October 18, 2014

​Conservatives Insist Vatican Isn’t Changing Teaching on Gays or Divorced Catholics

c. 2014 Religion News Service

A day after signaling a warmer embrace of gays
and lesbians and divorced Catholics, conservative cardinals hit back strongly on
October 14, with one insisting that an abrupt about-face on church teaching is
“not what we are saying at all.”

After the October 13 release of a document with a
softer tone on issues such as “welcoming homosexuals,” American Cardinal
Raymond Burke and German Cardinal Gerhard Mueller complained the media was
getting a biased view of the bishops’ debate.

“It seems to me that information is being
manipulated in a way that gives comment to only one theory instead of
faithfully reporting the various positions expressed,” Burke said in a
full-page interview published in Italian by the conservative daily Il Foglio.

“This worries me very much because a significant
number of bishops do not accept the ideas of an opening, but few (people) know

In a separate interview published Tuesday, Burke
told the conservative U.S. outlet Catholic World Report that the bishops
“cannot accept” any changes because they are not based in Scripture or
church teaching.

Monday’s midpoint report was released as the
nearly 200 bishops and lay delegates to the Synod on the Family called by Pope
Francis broke into discussion groups.

The summary document, presented to the media by
Hungarian Cardinal Peter Erdo, immediately provoked the fury of conservatives
about how he and his colleagues were interpreting the spectrum of views aired
on the synod floor.

In what looked like strenuous damage control, the
Rev. Federico Lombardi, the Vatican’s chief spokesman, told a packed media
conference that this was a “working document, not a final document.”

South African Cardinal Wilfrid Napier told
journalists the document had been misunderstood and that’s why it had caused
“such an upset” among participants because the synod had not yet ended.

“The message has gone out, it is not what we are
saying at all, ” Napier said of the media coverage. “Once it is out there
there’s no way of retrieving it. It is not a true position. Whatever goes out
after looks like damage control.”

Media reports claimed that the controversial
summary document provoked 41 responses inside the synod from bishops, including
staunch conservatives like Burke, who heads the Vatican’s highest court;
Mueller, the Vatican’s doctrine czar; and Australian Cardinal George Pell,
the powerful finance minister.

“The phrasing may lead people to believe that the
document reflects the views of the synod,” Napier said. “We couldn’t have
possibly agreed on it.”

Washington Cardinal Donald Wuerl, widely seen as
a moderate and one of the cardinals charged with writing the synod’s final
report to be released Saturday, declined to comment on the complaints but
insisted the document was a “big step forward” in addressing issues concerning
marriage and the family.
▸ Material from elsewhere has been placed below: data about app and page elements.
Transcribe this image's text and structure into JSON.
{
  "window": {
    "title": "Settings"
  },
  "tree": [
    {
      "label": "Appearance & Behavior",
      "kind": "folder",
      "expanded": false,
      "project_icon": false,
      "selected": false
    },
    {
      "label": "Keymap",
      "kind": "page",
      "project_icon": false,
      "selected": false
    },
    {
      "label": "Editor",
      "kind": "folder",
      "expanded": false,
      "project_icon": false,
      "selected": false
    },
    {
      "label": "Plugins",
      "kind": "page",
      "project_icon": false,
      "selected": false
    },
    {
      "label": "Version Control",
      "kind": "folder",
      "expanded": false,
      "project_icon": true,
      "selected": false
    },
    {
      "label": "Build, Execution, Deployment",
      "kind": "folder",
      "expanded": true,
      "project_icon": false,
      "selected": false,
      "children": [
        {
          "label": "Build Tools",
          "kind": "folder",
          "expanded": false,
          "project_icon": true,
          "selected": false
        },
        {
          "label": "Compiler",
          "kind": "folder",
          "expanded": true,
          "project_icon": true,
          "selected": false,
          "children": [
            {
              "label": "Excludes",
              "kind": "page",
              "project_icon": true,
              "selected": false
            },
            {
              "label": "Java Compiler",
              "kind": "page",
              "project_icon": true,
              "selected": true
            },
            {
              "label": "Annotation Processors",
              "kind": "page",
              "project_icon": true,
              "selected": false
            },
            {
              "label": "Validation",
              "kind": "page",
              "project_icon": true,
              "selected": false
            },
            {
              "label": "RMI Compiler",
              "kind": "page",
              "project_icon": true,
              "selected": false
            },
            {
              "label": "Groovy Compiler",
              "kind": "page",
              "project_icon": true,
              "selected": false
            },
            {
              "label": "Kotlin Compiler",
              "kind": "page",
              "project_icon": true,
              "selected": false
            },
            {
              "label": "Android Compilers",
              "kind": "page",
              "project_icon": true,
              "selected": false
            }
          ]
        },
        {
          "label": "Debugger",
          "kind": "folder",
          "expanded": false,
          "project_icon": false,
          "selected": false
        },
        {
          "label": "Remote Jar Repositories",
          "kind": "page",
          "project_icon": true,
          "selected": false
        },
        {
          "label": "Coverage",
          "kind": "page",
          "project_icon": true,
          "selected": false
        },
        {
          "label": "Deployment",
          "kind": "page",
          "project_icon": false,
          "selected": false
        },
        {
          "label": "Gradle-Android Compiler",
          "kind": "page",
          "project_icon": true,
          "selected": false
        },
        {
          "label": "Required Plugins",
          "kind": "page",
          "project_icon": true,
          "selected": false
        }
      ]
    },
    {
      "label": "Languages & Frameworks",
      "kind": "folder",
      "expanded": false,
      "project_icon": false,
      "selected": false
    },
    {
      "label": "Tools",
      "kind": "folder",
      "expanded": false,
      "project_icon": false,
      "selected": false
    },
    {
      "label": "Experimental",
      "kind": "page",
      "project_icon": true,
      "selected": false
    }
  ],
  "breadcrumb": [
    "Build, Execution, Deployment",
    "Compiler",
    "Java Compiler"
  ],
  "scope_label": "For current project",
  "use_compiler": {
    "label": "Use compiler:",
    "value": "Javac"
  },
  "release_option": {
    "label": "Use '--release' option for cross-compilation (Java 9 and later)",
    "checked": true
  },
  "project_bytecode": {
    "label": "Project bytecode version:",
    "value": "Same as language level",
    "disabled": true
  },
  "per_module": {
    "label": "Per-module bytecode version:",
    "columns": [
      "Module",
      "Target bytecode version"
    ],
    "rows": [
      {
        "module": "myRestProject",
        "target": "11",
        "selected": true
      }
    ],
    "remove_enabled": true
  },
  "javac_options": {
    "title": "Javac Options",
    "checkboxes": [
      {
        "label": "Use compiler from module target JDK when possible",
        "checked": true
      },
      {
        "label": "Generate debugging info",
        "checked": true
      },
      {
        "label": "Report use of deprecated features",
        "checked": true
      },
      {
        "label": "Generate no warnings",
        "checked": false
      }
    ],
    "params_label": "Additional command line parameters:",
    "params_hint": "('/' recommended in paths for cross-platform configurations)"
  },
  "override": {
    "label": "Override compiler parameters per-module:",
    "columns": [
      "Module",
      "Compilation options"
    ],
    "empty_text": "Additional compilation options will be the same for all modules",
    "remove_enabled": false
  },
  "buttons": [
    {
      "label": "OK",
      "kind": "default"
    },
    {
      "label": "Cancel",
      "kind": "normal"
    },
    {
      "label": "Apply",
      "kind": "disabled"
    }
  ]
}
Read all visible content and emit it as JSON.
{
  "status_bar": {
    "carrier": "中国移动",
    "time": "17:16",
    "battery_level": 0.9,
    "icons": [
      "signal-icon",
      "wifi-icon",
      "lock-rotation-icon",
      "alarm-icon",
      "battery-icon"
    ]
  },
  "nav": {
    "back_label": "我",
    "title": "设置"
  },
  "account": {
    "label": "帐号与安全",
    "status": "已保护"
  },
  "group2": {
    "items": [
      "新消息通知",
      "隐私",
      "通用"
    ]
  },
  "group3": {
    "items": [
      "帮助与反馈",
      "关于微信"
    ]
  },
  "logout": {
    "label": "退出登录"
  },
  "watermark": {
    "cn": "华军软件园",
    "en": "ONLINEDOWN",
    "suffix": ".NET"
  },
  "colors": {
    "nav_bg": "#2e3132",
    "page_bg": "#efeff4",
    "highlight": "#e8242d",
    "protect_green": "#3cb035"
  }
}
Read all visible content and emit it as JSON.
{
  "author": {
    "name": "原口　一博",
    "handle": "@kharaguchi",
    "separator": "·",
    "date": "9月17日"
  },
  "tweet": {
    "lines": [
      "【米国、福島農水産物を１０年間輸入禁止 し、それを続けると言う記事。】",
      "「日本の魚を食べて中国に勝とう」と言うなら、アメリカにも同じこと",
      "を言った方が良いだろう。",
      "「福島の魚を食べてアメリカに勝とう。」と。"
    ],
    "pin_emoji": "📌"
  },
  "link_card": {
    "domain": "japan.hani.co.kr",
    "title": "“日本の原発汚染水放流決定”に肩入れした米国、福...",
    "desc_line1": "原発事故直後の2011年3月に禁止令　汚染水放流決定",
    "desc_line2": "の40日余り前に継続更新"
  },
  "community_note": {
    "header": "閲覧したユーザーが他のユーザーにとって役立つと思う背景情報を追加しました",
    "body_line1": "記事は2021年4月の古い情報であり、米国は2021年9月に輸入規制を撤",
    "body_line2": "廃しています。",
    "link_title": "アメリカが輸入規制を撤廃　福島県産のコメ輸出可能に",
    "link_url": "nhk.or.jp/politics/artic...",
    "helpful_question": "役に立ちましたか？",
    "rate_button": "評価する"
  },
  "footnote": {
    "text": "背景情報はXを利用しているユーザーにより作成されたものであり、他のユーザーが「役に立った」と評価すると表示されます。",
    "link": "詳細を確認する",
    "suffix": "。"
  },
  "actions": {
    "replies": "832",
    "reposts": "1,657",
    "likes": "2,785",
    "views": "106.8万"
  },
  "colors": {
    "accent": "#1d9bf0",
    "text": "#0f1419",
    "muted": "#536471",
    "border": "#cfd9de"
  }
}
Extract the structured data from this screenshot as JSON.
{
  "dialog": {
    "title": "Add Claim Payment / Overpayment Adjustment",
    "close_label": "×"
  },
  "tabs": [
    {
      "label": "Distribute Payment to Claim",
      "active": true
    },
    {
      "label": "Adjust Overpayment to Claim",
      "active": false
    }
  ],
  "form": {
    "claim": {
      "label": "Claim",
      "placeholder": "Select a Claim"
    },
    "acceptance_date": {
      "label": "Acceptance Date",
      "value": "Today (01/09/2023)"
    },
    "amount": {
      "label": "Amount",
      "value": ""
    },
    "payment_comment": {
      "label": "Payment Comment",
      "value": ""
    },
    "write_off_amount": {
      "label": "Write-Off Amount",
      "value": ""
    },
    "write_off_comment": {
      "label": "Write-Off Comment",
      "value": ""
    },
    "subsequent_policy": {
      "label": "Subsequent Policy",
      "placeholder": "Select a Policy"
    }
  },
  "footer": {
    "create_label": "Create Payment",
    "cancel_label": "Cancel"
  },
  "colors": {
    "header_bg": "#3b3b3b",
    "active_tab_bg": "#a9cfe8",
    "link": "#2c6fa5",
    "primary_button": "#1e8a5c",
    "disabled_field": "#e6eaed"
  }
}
“What we saw in the document … was the first
effort of this synod to present the issues in a way that expressed that we
understand what the concerns are, what the issues are,” he said outside
the Paul VI hall Tuesday.